*** Opening DATA LISTING ***
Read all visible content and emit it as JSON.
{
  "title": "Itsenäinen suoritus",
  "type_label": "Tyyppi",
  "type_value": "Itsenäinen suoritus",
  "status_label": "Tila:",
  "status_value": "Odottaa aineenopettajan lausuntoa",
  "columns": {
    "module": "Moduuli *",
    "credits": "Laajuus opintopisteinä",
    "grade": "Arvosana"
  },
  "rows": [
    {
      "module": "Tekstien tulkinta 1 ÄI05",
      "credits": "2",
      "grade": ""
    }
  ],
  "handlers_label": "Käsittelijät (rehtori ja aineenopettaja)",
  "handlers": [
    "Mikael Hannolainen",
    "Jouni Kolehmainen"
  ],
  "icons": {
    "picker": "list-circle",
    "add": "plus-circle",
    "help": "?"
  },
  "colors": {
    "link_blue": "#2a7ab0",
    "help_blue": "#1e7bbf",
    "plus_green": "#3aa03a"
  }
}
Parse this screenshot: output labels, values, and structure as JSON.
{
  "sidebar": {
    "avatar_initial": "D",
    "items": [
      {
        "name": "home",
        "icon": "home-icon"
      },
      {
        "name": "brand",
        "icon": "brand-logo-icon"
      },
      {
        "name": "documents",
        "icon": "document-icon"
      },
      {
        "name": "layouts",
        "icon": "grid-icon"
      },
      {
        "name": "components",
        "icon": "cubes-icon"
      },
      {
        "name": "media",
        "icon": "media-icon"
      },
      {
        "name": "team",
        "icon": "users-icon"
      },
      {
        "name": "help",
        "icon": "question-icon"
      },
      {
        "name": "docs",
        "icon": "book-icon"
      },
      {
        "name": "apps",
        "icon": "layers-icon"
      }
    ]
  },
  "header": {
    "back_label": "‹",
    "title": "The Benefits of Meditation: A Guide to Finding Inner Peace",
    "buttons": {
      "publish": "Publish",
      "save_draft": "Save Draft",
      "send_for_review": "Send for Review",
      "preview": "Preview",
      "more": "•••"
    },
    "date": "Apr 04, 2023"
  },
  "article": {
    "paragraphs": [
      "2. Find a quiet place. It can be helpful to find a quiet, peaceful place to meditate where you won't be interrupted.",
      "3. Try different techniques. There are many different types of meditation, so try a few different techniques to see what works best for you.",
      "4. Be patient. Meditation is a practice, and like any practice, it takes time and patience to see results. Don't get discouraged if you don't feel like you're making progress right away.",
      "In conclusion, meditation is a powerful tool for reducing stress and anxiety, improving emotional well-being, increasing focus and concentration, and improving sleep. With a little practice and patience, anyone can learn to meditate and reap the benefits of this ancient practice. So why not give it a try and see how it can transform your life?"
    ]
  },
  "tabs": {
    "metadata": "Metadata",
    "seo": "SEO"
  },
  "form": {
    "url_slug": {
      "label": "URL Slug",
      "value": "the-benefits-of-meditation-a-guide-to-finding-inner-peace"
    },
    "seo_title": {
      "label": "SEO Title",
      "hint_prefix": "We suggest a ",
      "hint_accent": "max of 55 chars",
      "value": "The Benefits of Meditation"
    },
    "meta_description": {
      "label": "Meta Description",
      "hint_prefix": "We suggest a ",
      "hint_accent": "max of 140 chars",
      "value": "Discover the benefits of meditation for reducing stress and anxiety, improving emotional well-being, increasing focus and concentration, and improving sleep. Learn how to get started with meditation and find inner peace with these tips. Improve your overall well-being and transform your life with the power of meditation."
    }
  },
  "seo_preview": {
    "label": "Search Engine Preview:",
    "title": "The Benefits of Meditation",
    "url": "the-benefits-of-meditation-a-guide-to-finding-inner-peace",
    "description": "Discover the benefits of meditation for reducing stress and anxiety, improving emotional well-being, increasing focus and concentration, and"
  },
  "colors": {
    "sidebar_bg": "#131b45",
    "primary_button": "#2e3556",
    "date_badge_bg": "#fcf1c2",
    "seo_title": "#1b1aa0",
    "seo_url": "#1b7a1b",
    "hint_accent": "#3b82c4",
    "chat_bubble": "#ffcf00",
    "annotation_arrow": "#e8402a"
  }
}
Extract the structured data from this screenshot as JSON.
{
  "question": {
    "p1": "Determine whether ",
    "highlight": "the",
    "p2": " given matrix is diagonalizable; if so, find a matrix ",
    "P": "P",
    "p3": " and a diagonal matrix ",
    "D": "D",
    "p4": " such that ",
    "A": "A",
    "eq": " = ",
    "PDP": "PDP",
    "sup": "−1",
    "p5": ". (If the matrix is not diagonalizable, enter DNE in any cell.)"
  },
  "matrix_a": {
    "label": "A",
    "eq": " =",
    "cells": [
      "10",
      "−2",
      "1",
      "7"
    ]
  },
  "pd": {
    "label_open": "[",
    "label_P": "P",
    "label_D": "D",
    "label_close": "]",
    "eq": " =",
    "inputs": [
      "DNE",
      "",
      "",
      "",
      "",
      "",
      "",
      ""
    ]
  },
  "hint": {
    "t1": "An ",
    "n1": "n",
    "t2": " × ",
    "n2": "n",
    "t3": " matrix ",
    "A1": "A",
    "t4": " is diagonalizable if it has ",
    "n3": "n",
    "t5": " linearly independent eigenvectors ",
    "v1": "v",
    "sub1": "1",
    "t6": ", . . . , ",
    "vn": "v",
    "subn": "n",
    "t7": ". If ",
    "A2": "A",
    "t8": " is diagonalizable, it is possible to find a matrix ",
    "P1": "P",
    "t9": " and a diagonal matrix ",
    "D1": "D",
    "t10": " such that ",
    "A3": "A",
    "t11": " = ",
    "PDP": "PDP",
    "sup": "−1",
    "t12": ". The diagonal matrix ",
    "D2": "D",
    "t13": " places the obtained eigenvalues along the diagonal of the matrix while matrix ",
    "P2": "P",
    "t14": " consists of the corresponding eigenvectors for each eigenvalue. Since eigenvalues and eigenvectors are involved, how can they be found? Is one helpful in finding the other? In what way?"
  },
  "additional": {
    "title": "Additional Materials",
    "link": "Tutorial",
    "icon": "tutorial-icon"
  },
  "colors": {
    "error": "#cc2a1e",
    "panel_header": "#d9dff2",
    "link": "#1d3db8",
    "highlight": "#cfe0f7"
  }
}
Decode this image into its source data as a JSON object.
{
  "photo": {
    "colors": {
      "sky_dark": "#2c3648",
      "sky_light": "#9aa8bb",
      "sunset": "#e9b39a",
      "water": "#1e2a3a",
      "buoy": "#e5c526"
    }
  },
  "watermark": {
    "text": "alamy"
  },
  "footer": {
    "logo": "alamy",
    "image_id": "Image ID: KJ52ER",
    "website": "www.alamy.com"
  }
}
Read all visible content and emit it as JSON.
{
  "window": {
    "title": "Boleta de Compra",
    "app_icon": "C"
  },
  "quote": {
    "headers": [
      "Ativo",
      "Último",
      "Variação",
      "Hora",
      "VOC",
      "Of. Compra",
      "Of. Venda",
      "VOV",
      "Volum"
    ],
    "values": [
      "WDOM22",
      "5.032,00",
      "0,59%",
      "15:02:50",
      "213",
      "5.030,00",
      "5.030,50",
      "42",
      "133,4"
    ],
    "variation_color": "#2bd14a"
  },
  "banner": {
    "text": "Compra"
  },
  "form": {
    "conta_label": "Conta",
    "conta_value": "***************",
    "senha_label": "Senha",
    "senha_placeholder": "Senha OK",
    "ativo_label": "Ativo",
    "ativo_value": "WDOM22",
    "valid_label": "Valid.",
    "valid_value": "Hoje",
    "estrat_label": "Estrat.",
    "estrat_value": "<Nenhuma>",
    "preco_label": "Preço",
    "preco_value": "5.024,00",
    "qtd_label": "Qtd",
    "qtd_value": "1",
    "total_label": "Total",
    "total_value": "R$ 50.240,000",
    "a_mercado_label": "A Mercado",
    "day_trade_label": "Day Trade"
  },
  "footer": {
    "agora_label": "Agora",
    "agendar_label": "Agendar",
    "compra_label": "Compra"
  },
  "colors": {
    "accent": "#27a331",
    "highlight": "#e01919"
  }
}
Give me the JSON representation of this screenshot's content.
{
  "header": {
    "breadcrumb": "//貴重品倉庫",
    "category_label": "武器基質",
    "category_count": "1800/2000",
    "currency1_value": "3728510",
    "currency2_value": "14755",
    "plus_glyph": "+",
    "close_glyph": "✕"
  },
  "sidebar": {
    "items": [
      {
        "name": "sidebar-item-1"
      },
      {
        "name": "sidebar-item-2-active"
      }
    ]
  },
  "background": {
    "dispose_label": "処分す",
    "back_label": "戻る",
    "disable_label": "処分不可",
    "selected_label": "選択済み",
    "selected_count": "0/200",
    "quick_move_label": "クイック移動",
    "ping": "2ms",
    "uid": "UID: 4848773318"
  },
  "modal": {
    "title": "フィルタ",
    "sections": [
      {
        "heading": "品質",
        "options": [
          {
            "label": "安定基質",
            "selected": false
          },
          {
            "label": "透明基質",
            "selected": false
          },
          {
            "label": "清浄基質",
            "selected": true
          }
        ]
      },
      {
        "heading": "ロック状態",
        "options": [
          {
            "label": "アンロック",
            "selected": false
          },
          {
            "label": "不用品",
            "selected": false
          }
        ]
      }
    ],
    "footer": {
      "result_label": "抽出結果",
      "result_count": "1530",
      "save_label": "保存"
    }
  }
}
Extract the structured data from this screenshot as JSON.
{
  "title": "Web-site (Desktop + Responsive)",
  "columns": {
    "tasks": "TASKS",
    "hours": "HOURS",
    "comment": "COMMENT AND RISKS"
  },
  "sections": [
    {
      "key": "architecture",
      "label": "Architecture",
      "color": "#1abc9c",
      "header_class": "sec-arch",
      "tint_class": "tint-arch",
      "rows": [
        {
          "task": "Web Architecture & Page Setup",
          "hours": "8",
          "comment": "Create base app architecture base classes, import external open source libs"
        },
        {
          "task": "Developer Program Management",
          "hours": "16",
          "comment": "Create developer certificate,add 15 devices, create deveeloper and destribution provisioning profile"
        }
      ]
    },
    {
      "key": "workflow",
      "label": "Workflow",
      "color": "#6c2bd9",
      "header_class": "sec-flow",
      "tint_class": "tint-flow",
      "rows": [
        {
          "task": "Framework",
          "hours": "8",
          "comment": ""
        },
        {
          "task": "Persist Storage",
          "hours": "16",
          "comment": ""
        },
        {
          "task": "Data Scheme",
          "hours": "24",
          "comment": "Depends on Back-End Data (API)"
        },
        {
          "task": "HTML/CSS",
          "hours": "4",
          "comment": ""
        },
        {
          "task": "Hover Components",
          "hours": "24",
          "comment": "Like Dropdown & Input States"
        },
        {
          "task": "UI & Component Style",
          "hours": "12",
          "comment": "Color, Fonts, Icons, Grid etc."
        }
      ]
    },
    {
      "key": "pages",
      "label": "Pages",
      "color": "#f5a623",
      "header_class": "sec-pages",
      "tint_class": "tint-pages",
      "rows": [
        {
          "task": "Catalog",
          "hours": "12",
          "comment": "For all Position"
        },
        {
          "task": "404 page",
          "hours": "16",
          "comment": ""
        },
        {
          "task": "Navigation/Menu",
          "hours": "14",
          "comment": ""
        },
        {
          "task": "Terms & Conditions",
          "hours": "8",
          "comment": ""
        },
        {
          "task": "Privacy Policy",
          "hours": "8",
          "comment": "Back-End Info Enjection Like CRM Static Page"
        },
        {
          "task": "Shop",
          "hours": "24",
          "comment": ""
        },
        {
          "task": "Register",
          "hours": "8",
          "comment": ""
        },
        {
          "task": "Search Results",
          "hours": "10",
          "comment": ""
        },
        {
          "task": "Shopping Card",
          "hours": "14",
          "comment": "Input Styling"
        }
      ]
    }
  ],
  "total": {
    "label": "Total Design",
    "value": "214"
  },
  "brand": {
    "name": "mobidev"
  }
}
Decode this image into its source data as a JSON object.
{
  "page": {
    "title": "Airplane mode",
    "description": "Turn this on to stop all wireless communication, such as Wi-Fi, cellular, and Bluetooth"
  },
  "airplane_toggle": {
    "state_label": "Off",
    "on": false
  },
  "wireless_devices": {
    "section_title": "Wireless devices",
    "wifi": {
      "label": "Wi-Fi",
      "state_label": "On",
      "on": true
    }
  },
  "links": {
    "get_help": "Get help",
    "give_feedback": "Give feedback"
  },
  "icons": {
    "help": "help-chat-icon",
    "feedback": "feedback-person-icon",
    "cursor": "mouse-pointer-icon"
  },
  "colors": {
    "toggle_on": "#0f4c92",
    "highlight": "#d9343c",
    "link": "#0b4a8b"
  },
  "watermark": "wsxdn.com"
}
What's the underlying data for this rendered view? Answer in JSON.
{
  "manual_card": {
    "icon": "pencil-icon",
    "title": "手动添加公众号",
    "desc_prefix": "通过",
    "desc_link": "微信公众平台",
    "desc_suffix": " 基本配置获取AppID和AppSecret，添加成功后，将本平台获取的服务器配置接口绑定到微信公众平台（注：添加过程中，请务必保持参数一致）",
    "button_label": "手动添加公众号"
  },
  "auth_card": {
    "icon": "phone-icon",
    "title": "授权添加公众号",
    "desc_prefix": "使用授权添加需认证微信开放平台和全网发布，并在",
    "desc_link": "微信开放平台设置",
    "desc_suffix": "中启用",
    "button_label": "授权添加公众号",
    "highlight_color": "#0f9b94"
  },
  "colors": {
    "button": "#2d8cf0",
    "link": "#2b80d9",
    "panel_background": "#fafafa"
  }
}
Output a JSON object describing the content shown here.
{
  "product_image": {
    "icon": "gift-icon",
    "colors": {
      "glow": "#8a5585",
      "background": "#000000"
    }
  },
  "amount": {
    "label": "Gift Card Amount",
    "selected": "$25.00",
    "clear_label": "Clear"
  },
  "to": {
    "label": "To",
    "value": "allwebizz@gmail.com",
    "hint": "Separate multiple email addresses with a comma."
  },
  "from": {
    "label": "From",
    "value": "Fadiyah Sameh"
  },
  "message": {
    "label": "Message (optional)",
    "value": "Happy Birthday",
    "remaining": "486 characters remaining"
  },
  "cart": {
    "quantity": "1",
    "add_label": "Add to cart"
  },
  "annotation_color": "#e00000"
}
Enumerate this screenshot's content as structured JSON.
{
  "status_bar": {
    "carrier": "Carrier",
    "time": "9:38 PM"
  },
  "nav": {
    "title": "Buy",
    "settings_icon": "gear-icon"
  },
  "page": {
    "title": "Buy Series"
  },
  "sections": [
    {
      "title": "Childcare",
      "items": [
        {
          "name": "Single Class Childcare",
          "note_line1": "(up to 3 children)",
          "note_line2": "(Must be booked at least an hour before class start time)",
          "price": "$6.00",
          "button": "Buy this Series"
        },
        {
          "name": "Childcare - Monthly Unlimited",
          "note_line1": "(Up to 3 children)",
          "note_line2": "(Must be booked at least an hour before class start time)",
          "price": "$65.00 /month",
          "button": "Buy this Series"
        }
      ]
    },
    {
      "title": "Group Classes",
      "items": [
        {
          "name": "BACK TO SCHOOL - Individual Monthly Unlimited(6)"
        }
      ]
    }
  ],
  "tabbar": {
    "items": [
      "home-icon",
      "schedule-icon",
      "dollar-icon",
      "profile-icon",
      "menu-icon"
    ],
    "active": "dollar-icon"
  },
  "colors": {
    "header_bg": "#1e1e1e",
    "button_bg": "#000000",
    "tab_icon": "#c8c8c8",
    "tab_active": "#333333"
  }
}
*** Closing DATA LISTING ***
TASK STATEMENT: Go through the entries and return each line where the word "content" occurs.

COMPLETED EXERCISE:
Read all visible content and emit it as JSON.
Read all visible content and emit it as JSON.
Give me the JSON representation of this screenshot's content.
Output a JSON object describing the content shown here.
Enumerate this screenshot's content as structured JSON.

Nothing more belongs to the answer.